– Child wearing Odolwa’s mask
It’s interesting to bear these questions in mind when you examine the Skull Kid – the primary antagonist of Majora’s Mask. What sets Skull Kid apart from other Zelda villains is how he is presented sympathetically as a lonely boy, without friends, who suddenly came to possess huge power that changed both himself, and his relationship with the world in which he lived. The same thing can be said of child Link in Ocarina of Time, the difference being that Skull Kid uses this power to bring the threat of impending annihilation to the world of Termina rather than apply it for good. If you take it for granted at this point that Termina is likely to be an imagined world in Link’s head, it seems fitting that Skull Kid represents the friendlessness that Link must now come to terms with. What’s also interesting is the way that Termina is in a constant state of near destruction because of the Skull Kid. A creepy moon glares down at the world of Termina – due to crash into the world in three days’ time. It is a threat that only Link, who can already travel through time, can prevent. Has Link imagined this world and its imminent destruction as a way for him to fulfil the role of hero that he had been denied? If so, it’s fitting that there are many aspects of Link that are reflected in Skull Kid. Because if Link created this world in order to save it and be a hero, then is he not also the villain in this world who is orchestrating the threat?

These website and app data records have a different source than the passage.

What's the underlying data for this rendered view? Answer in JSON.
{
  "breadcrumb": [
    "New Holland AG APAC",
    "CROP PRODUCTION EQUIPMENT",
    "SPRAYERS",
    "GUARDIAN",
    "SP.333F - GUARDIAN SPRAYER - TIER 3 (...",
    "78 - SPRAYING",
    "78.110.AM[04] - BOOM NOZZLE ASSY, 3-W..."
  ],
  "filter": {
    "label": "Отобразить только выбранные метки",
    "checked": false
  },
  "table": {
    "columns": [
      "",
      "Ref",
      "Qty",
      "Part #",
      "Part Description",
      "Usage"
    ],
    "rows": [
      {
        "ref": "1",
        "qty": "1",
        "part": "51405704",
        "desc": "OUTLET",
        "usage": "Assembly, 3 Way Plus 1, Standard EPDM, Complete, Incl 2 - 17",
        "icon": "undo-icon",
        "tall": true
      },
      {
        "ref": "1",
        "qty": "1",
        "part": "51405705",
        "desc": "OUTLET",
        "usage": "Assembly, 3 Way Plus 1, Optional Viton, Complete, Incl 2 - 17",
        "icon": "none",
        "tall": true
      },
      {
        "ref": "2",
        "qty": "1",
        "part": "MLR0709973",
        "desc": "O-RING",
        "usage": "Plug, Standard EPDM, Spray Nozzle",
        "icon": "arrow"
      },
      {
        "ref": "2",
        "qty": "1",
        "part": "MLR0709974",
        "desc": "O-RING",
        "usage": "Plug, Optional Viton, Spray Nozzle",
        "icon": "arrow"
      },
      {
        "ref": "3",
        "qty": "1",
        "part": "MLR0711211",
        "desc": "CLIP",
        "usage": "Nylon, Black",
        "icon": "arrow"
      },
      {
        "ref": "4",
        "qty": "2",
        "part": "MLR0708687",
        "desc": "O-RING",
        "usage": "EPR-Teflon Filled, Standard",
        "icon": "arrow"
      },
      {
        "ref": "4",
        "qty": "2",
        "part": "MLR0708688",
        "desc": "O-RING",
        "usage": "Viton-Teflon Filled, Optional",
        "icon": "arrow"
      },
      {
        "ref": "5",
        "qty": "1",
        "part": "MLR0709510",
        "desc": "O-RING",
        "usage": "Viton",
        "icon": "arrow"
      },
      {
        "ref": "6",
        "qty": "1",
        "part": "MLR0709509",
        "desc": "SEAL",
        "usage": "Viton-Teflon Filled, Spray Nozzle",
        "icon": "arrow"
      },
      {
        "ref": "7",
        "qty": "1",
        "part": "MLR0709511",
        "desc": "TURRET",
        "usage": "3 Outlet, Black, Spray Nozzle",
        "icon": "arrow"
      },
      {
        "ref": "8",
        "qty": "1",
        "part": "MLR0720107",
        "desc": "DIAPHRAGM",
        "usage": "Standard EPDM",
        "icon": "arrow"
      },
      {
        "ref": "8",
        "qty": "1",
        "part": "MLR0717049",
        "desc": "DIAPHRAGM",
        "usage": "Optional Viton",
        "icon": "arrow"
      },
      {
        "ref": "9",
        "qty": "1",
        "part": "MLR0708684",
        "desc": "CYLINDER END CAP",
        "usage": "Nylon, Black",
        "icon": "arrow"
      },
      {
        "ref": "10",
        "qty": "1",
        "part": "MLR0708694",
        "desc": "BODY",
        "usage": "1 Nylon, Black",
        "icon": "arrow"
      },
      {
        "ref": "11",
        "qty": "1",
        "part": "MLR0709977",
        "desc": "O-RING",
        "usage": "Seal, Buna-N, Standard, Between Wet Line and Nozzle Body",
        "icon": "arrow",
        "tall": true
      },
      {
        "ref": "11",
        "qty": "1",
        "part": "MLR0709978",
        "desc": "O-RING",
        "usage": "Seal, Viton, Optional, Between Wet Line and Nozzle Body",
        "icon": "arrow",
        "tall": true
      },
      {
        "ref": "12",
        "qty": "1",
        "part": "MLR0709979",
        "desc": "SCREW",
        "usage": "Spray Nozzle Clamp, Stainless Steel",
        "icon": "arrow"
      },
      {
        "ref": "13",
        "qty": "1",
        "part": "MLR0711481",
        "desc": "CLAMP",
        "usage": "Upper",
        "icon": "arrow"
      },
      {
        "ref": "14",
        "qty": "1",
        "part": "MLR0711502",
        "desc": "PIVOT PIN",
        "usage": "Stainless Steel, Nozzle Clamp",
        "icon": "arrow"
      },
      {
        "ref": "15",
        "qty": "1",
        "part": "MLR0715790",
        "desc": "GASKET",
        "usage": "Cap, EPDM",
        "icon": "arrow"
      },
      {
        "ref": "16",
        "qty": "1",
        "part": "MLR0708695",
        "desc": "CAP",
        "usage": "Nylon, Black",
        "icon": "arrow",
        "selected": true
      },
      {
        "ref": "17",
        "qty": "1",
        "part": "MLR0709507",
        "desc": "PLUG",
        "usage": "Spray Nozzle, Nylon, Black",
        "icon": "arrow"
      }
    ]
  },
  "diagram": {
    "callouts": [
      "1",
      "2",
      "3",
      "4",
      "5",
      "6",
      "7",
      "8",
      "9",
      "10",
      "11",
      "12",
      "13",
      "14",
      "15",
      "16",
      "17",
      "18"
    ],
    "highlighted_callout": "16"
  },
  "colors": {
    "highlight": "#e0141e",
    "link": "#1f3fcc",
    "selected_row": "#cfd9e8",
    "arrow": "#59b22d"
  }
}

“What makes you happy? I wonder…what makes you happy…does it make…others happy, too?”
– Child wearing Goht’s mask
Speaking of characters that are a reflection of Link, let’s talk about Tingle. Tingle is an interesting character for a number of reasons, especially given that he is one of the very few ‘brand new’ characters in the game. In other words, he isn’t a borrowed Ocarina of Time model and therefore has no doppelganger from the previous game.
Or does he?
What’s notable about Tingle is that he clearly has a Peter Pan complex. He states that he is 35 years old in game and despite all evidence to the contrary, he believes himself to be a ‘forest fairy’ like Link. What’s interesting about this is that, in Termina, there are no forest fairies analogous with the Kokiri children in Ocarina of Time. So how would Tingle, who dresses in an ill-fitting green bodysuit (similar to Link’s), know about forest fairies? What’s also interesting here is that Link grew up with the Kokiri thinking he was one of them (a child that never grows up), but suddenly learns that he was a adopted into the community as a baby to keep him safe.
So is Tingle a reflection on how Link sees himself, a confused and delusional imposter? A strange man-child trapped in a body that no longer feels appropriate for him (remembering that Link just turned back into a child after becoming an adult)? How easy it must be – now that the kingdom he saved is locked away in some strange, foreign place – for Link to look back on the hero he once was and question it. Was he loved or laughed at? Was he a hero or a fool?
“The right thing…what is it? I wonder…if you do the right thing…does it really make…everybody…happy?”
– Child wearing Gyorg’s mask
So what do you think? Do you agree or disagree with my analysis? Have I missed anything? I would love to hear your thoughts on what this strange, offbeat Zelda game means to you.